● TASK INSTRUCTIONS: Give back every record exactly as written.

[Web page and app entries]
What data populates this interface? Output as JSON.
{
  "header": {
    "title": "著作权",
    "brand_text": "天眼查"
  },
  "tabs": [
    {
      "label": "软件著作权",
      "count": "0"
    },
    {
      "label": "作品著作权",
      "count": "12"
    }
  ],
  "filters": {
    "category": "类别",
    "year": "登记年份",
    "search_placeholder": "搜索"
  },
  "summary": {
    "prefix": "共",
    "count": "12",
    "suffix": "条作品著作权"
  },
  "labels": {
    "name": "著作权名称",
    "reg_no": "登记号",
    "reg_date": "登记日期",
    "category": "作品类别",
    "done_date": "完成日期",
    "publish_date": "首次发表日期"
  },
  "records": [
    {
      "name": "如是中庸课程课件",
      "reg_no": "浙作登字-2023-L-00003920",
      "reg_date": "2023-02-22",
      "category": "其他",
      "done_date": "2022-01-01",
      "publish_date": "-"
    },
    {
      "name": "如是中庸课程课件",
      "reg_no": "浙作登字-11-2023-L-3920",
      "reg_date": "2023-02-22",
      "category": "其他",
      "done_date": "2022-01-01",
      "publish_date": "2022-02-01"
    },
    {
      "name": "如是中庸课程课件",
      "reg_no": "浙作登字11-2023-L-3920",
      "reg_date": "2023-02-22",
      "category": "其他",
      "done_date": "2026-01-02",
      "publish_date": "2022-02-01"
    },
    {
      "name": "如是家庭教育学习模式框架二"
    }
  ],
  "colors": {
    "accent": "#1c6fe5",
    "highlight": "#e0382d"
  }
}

● REPLY TO THE TASK:
What data populates this interface? Output as JSON.
{
  "header": {
    "title": "著作权",
    "brand_text": "天眼查"
  },
  "tabs": [
    {
      "label": "软件著作权",
      "count": "0"
    },
    {
      "label": "作品著作权",
      "count": "12"
    }
  ],
  "filters": {
    "category": "类别",
    "year": "登记年份",
    "search_placeholder": "搜索"
  },
  "summary": {
    "prefix": "共",
    "count": "12",
    "suffix": "条作品著作权"
  },
  "labels": {
    "name": "著作权名称",
    "reg_no": "登记号",
    "reg_date": "登记日期",
    "category": "作品类别",
    "done_date": "完成日期",
    "publish_date": "首次发表日期"
  },
  "records": [
    {
      "name": "如是中庸课程课件",
      "reg_no": "浙作登字-2023-L-00003920",
      "reg_date": "2023-02-22",
      "category": "其他",
      "done_date": "2022-01-01",
      "publish_date": "-"
    },
    {
      "name": "如是中庸课程课件",
      "reg_no": "浙作登字-11-2023-L-3920",
      "reg_date": "2023-02-22",
      "category": "其他",
      "done_date": "2022-01-01",
      "publish_date": "2022-02-01"
    },
    {
      "name": "如是中庸课程课件",
      "reg_no": "浙作登字11-2023-L-3920",
      "reg_date": "2023-02-22",
      "category": "其他",
      "done_date": "2026-01-02",
      "publish_date": "2022-02-01"
    },
    {
      "name": "如是家庭教育学习模式框架二"
    }
  ],
  "colors": {
    "accent": "#1c6fe5",
    "highlight": "#e0382d"
  }
}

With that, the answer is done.